On Friday, the Poplar River, swollen from rain and snowmelt, surged toward Lake Superior, destroying three Lutsen Mountain bridges and damaging the covered bridges at the 137-year-old resort.

Full-size old-growth pine and spruce were swept down the river and smashed into the covered bridges. But the bridges are fixable, and "will be saved at all costs," Lutsen Resort president Bryce Campbell said in a statement.

The bridges have been severely damaged, he said, but enough infrastructure remains to salvage them. "There is no doubt that these bridges were well built. We've seen highway bridges wash out from less force. … It's a testament that these bridges are here to stay and remain a permanent part of Lutsen's history."

Three bridges on the Poplar that Lutsen Resort uses to access ski runs were destroyed. General manager Jim Vick said the extent of the damage wasn't clear until Monday when the water receded.

"It was a sight to behold, a 100-year flood," he said. "Aside from the destruction, which is disappointing, the power of it is pretty remarkable."

A few inches of rain combined with several feet of late-season inland snowmelt to create surging rivers in St. Louis, Lake and Cook counties strong enough to close roads, state parks and trails. The Minnesota Department of Natural Resources on Friday warned visitors of dangerous high-water conditions and flooding, closing several popular parks and campgrounds, including Gooseberry Falls and Temperance River. The Minnesota Transportation Department was monitoring Highway 61 because of the high flow under the Cascade River bridge but did not shut down the heavily traveled North Shore artery.

A flood warning for the region has been lifted but some state park trails, like the one to High Falls at Tettegouche, remain closed.
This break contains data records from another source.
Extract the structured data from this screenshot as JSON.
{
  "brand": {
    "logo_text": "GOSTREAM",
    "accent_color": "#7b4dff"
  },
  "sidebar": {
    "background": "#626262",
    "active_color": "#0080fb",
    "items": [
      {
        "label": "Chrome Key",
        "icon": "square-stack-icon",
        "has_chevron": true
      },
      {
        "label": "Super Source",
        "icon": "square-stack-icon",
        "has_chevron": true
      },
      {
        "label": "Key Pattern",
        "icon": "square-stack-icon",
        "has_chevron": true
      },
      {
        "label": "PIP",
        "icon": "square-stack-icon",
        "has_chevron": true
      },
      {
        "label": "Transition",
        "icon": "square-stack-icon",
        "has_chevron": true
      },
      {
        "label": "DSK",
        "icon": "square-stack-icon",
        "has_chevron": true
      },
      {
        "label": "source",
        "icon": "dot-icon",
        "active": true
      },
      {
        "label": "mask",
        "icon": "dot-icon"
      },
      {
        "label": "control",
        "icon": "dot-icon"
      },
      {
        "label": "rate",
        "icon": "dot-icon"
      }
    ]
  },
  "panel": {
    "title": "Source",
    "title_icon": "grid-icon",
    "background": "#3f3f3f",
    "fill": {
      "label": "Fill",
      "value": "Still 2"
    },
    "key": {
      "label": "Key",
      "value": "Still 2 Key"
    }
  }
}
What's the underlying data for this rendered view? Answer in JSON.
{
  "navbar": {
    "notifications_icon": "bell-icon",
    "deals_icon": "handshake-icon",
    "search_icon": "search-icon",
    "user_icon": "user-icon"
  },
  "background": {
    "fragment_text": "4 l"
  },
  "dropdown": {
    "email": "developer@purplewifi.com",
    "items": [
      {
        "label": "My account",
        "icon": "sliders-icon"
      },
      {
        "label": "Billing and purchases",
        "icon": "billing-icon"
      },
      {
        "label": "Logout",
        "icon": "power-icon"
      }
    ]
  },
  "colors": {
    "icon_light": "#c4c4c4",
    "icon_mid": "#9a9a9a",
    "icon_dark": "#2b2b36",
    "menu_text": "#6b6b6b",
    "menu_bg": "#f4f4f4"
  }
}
The St. Louis County Board will hold an emergency meeting Tuesday to vote on declaring a local state of emergency. Peak waters levels are predicted at multiple waterways in the next two weeks, according to chair Paul McDonald. Those include Lake Kabetogama and Lake Vermilion.